■ Directions ■
Where the records below have a line with "Тестирование", that line is to be copied.

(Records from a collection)
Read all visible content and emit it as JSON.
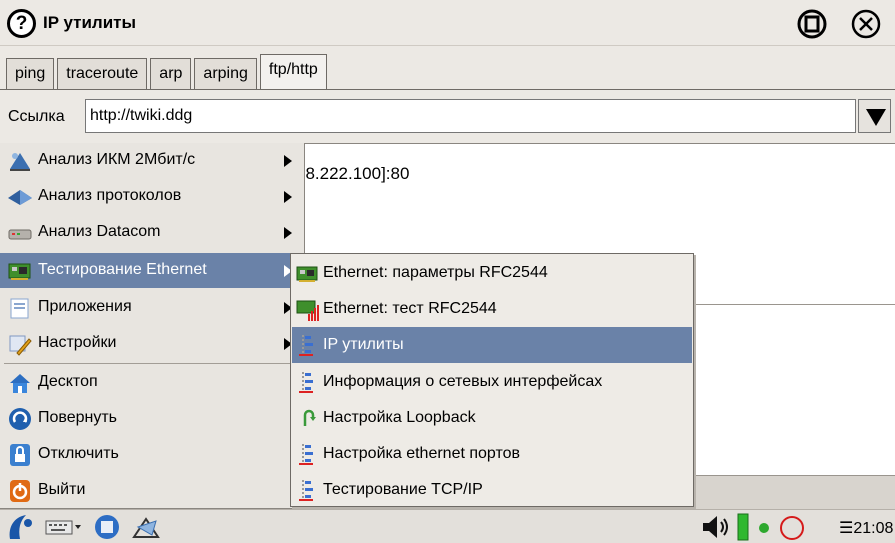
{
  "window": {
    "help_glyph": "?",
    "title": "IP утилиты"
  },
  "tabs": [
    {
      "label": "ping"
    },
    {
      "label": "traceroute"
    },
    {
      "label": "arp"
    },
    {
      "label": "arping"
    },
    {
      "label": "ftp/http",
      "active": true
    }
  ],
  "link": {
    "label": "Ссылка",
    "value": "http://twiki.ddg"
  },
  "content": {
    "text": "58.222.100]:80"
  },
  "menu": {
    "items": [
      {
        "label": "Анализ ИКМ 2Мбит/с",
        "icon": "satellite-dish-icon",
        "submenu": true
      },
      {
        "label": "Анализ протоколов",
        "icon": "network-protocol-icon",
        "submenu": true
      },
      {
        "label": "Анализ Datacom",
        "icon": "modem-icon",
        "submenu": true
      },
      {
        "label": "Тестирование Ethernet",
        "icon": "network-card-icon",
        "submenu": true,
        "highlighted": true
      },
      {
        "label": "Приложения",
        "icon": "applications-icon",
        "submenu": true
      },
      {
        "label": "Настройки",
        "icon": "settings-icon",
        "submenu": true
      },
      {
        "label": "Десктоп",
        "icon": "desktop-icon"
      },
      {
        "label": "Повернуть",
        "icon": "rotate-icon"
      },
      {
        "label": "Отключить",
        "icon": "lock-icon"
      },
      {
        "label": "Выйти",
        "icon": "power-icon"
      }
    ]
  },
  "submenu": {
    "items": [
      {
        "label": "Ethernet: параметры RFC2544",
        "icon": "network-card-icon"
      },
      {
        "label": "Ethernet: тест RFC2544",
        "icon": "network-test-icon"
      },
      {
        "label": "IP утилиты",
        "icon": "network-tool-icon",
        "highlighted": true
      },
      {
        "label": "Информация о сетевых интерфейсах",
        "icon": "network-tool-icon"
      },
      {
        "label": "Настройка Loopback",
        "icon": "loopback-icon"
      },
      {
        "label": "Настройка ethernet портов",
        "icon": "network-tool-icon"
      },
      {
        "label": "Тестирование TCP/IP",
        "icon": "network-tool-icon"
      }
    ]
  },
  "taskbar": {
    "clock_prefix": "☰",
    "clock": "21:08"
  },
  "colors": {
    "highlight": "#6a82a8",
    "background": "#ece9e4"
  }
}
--
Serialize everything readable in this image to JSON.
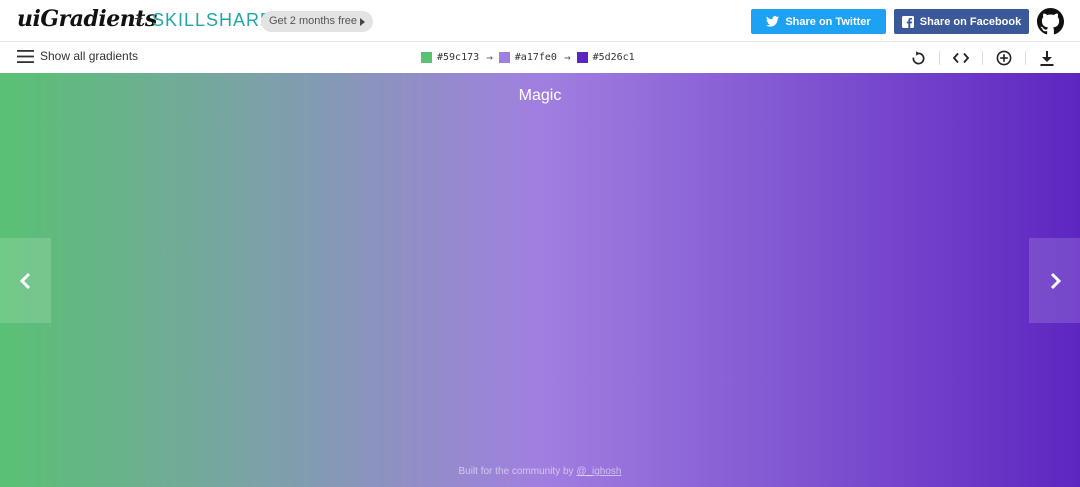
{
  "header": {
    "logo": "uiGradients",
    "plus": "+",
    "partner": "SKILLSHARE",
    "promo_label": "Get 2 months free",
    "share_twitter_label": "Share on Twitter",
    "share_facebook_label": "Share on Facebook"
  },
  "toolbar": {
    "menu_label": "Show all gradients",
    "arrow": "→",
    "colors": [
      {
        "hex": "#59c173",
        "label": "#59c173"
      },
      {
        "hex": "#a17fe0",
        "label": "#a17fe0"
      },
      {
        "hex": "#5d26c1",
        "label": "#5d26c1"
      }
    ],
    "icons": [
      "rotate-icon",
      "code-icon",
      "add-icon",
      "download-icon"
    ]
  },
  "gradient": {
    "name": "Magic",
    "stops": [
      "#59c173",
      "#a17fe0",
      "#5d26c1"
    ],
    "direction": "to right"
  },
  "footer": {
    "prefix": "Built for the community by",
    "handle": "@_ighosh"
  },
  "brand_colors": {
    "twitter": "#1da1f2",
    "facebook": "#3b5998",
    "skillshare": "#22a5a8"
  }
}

■ Output of the exercise ■
        "label": "Тестирование Ethernet",
        "label": "Тестирование TCP/IP",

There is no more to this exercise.